  3. ^ According to two seventeenth-century accounts noted in Haskell and Penny 1981:234.
  4. ^ Borghese accounts.
  5. ^ Haskell and Penny, 1981:235.
  6. ^ Text of "Hermaphroditus" Archived 2008-03-17 at the Wayback Machine
  7. ^ According to Clark, the Rokeby Venus "ultimately derives from the Borghese Hermaphrodite". The Nude: A Study in Ideal Form. Princeton University Press. 1990. ISBN 0-691-01788-3. p. 373, note to page 3. See also the entry in: MacLaren, Neil; Braham, Allan (1970). The Spanish School. National Gallery Catalogues (revised ed.). London: National Gallery. pp. 125–129. ISBN 0-947645-46-2
  8. ^ Francis Haskell and Nicholas Penny, Taste and the Antique (Yale University Press) 1981, cat. no. 48 (pp. 234ff et passim)
  9. ^ "Barry X Ball's black marble 'Sleeping Hermaphrodite' after the Louvre's Hermaphrodite Endormi". Retrieved September 9, 2022.
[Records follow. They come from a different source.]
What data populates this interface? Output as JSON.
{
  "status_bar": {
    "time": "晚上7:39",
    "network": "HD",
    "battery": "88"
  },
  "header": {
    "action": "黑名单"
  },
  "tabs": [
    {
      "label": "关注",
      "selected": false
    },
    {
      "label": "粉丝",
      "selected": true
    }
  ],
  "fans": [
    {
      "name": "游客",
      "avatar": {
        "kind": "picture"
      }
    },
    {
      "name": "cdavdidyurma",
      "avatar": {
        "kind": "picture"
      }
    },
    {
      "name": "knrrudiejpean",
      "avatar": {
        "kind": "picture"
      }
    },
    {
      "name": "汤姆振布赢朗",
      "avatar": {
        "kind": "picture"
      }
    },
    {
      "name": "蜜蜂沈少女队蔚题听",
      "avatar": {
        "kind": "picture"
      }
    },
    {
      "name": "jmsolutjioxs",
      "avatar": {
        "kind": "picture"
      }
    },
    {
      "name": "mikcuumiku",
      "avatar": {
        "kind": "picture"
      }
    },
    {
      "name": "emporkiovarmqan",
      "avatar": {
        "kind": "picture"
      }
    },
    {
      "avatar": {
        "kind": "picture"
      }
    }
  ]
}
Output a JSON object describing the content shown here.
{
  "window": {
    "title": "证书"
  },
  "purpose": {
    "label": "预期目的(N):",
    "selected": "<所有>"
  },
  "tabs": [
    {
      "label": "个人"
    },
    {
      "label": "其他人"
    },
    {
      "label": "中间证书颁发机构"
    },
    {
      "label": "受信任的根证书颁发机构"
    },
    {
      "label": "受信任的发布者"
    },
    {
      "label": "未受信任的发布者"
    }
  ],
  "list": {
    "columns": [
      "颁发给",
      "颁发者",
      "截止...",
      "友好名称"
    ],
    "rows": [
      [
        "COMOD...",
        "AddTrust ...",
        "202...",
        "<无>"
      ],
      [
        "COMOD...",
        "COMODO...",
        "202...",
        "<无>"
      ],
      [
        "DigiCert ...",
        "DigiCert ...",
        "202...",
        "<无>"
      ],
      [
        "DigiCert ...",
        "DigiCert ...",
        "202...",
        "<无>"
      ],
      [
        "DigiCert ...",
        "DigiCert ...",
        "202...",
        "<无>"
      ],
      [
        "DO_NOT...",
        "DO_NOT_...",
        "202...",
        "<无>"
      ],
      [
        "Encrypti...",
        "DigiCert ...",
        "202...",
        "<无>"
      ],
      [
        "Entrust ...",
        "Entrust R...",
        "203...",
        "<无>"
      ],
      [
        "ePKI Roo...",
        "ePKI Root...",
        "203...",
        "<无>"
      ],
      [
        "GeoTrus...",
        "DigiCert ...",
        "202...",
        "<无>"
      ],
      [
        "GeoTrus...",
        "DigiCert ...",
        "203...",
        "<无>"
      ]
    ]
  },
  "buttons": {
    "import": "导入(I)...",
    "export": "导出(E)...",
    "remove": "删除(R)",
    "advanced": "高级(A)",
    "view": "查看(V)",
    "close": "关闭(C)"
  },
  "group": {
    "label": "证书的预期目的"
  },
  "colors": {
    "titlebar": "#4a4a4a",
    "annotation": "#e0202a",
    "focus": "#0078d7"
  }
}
Bibliography Edit

  • Haskell, Francis and Nicholas Penny (1981). Taste and the Antique: The Lure of Classical Sculpture, 1600-1900. New Haven: Yale University Press.
  • Avery, Charles (1997). Bernini: Genius of the Baroque. London: Thames and Hudson. ISBN 9780500286333.
  • Baldinucci, Filippo (2006). The Life of Bernini. University Park: Pennsylvania State University Press. ISBN 9780271730769.
  • Bernini, Domenico (2011). The Life of Giano Lorenzo Bernini. University Park: Pennsylvania State University Press. ISBN 9780271037486.
  • Mormando, Franco (2011). Bernini: His Life and His Rome. Chicago: University of Chicago Press. ISBN 9780226538525.
  • Robertson, Martin (1975).A History of Greek Art, vol. I:551-52, New York: Cambridge University Press.
  • Wittkower, Rudolf (1955). Gian Lorenzo Bernini: The Sculptor of the Roman Baroque. London: Phaidon Press. ISBN 9780801414305.
  • Mancinotti, Luca (2017). Ermafroditi dormienti Tipo Borghese. Rome: L'Erma di Bretschneider. ISBN 9788891316134.

External links Edit

  Media related to Borghese Hermaphroditus (Louvre, Ma 231) at Wikimedia Commons